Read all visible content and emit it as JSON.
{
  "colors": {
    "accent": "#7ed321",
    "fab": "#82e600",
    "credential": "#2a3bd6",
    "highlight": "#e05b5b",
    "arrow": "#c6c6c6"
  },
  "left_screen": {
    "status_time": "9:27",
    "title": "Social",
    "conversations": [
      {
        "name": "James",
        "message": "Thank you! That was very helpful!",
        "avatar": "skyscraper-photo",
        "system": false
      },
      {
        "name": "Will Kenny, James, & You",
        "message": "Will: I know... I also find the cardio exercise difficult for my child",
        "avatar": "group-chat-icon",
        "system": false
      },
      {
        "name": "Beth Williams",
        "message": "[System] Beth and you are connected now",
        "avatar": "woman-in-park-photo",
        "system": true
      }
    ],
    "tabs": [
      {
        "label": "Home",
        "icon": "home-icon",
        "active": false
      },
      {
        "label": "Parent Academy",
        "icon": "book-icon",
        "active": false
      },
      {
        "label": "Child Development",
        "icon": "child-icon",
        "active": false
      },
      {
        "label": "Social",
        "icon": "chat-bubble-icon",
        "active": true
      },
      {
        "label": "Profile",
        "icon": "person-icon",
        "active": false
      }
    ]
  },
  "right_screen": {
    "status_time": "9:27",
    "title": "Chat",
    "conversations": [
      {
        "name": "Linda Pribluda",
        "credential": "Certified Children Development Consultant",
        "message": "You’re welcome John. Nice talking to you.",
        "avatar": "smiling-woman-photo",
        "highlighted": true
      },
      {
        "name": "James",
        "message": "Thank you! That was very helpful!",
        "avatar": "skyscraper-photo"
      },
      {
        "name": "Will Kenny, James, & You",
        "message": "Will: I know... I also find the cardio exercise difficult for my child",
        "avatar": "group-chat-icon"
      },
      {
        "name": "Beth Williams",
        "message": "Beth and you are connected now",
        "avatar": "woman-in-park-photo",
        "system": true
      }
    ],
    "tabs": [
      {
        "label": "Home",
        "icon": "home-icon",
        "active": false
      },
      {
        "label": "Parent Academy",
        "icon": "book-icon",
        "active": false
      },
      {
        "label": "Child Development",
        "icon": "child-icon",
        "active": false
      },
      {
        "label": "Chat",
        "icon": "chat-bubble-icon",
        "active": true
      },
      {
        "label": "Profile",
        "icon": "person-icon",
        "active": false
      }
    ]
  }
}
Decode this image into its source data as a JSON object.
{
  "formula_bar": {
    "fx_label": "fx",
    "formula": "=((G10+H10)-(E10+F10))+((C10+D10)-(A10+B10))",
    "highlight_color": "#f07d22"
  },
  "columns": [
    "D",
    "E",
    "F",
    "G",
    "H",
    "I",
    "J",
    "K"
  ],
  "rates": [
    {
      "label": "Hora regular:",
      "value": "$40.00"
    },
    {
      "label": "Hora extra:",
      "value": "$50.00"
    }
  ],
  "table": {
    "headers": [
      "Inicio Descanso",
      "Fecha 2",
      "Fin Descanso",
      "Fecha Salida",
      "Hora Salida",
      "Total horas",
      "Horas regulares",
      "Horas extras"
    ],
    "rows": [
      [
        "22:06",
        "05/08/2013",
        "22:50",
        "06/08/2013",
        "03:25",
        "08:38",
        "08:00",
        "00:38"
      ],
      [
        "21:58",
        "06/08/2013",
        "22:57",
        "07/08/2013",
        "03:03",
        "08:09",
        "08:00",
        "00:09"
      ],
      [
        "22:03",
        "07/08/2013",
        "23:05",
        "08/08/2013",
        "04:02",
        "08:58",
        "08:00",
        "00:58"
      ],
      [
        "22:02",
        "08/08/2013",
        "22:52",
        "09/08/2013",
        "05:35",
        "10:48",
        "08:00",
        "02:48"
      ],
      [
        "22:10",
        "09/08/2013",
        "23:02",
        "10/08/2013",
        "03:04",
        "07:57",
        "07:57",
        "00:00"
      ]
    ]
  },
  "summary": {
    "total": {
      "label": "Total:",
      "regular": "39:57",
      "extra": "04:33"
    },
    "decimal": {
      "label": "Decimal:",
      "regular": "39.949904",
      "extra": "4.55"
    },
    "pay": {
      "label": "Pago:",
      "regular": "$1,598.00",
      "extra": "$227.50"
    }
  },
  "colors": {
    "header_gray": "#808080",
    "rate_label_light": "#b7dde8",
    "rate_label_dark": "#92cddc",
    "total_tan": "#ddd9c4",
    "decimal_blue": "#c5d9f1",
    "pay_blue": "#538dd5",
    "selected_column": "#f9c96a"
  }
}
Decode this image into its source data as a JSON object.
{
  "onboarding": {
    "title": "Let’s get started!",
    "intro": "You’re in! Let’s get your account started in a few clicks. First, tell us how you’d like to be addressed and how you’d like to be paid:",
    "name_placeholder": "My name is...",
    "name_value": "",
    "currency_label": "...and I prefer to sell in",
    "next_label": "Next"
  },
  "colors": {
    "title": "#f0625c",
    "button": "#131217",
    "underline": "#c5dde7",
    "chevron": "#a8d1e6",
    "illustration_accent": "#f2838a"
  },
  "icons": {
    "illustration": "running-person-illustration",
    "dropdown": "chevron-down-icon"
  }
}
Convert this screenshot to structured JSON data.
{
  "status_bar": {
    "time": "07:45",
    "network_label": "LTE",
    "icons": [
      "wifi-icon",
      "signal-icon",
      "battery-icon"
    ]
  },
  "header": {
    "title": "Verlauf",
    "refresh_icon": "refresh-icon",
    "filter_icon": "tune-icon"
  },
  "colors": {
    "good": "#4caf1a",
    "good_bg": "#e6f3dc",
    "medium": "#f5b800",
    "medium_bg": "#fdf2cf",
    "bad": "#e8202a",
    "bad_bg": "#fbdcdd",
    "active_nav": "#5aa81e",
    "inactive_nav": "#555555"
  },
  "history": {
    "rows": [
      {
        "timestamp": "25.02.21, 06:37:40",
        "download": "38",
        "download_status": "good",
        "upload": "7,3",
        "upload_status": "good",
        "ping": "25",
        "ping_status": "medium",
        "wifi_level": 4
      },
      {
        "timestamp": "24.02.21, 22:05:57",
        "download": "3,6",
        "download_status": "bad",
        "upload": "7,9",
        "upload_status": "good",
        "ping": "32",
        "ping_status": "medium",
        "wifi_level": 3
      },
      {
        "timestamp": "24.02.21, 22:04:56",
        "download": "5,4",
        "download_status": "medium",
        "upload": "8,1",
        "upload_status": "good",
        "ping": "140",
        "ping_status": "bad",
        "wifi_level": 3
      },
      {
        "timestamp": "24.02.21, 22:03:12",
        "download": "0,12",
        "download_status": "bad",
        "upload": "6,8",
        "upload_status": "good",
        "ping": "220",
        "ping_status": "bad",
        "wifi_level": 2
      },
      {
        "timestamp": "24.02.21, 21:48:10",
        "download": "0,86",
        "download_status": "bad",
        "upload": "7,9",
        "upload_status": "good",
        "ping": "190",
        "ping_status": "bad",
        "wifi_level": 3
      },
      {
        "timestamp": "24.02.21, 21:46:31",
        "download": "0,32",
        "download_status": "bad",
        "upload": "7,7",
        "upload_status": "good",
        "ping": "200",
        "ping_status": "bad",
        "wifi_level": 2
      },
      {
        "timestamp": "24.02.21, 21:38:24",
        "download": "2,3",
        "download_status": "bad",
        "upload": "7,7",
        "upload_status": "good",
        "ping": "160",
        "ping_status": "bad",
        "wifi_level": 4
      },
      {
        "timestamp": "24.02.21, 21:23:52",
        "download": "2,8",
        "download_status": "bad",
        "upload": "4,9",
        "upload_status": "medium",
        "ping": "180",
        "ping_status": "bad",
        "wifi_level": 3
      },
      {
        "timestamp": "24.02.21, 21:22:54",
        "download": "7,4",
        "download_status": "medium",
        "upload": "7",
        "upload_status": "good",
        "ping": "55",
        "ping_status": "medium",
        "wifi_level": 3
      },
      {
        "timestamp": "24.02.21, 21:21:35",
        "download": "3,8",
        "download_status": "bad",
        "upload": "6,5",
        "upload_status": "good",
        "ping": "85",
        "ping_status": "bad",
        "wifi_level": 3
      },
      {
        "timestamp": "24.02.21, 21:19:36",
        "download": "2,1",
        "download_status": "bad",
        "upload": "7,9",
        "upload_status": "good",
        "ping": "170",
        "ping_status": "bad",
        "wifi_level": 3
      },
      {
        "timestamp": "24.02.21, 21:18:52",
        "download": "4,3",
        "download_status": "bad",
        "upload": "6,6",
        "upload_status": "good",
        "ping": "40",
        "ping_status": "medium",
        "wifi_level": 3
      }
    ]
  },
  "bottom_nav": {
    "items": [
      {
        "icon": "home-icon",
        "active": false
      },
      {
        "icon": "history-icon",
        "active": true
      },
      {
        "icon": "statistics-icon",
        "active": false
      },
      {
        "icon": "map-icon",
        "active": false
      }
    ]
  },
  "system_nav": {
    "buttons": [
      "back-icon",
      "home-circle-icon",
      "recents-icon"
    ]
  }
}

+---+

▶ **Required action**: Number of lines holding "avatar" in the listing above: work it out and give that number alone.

▶ **Response to this task**: 7